You can never know too much about childcare no matter how experienced a childminder you may be. A childminder who feels that they have no room for improvement and need not continue with updating their own professional training and skills is, to my mind, a poor childminder. Childcare practice is an ever changing profession and it is absolutely essential that you keep up to date with practice and procedures.
No business, whether it be a childminding business or not, will develop if the people running it are unwilling or unable to move forward. You should always be looking for ways to make your childminding business better and to increase your own skills and knowledge. Like the children we are caring for, we are learning new things and gaining new skills every day.
Although it is probably true to say that no one enjoys being criticised, try not to look on all criticism as being negative.

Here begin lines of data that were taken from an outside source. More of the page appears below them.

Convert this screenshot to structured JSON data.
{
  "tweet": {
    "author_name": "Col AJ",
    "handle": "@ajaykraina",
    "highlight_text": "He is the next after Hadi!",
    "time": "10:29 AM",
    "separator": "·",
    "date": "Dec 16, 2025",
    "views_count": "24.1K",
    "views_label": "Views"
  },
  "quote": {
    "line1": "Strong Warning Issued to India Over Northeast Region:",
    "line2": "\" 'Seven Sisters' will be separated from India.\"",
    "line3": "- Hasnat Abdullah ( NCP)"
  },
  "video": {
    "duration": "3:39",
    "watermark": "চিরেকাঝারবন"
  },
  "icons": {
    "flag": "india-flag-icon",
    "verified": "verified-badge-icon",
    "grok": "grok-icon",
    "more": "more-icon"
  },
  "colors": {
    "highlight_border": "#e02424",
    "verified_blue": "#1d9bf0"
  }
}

Sometimes criticism, given in the right way, can be extremely beneficial and can help us to see things from a different perspective.
In order for you to be a reflective practitioner it is necessary for you to systematically evaluate yourself and the way in which you carry out your childminding duties. Just because you have been doing things in a set way for several years and they appear to be working well does not mean that this is the most effective way you could be working. By using self-evaluation methods you will be able to evaluate your own childminding practice and reflect upon your own skills to decide how effective your system actually is.
How to evaluate your childminding practice
Try asking yourself the following questions:
- 1.Is there anything I can do to improve the service I provide?
- 2.Is there anything I can do to improve the qualifications I have?
- 3.What areas of my childminding skills do I need to improve upon?
- 4.Is my business running effectively?
- 5.Are the children in my care happy and content?
- 6.Are the children in my care achieving the goals I have set for them?
- 7.Are the children in my care reaching the developmental ‘norms’?
Possible areas for additional training
It is not always easy to carry out a self-assessment objectively. However by looking at each aspect of your childminding business you should be able to ascertain which areas you need additional training in. If, for example, you are caring for a child with a particular disability, you should be seeking additional training to help you carry out your duties effectively. Likewise, if you have not undertaken any training in Birth to Three Matters and you are caring for a baby you should consider enrolling on an appropriate course.
Child protection issues are also ‘grey’ areas for many childminders who may have only briefly looked at these issues whilst on other courses. All childminders should be competent in child protection issues and know how to spot signs of abuse and how to report them.
First aid is another aspect of a childminder’s training which needs to be regularly updated.
Parents’ ideas and suggestions
Consider asking the parents of the children you are caring for to complete a simple questionnaire which you have devised. The questionnaire should ask the parents to comment on areas of your childcare practice such as the menus and activities you provide, how happy they consider their children to be. It is always a good idea to ‘invite’ parents to add their own ideas or to suggest areas for improvement.
Don’t look at the results of the questionnaires as criticism but use the parents’ comments to improve the service you provide. You may find that parents, who often wouldn’t say anything to you face to face, have a lot to say when invited to give their comments on a questionnaire!
Of course if you are going to offer parents the chance to tell you truthfully what they think, you must be prepared to take their comments on board and make any necessary changes to your routines. If a parent requests something specifically which you are unable to carry out, explain why it is not possible for you to do it, and try to offer a compromise. Never ignore a suggestion made by a parent, as they may feel as if their opinions are unimportant and that is the very last thing you should be striving to achieve. Always remember that happy parents are just as important to your childminding business as happy children!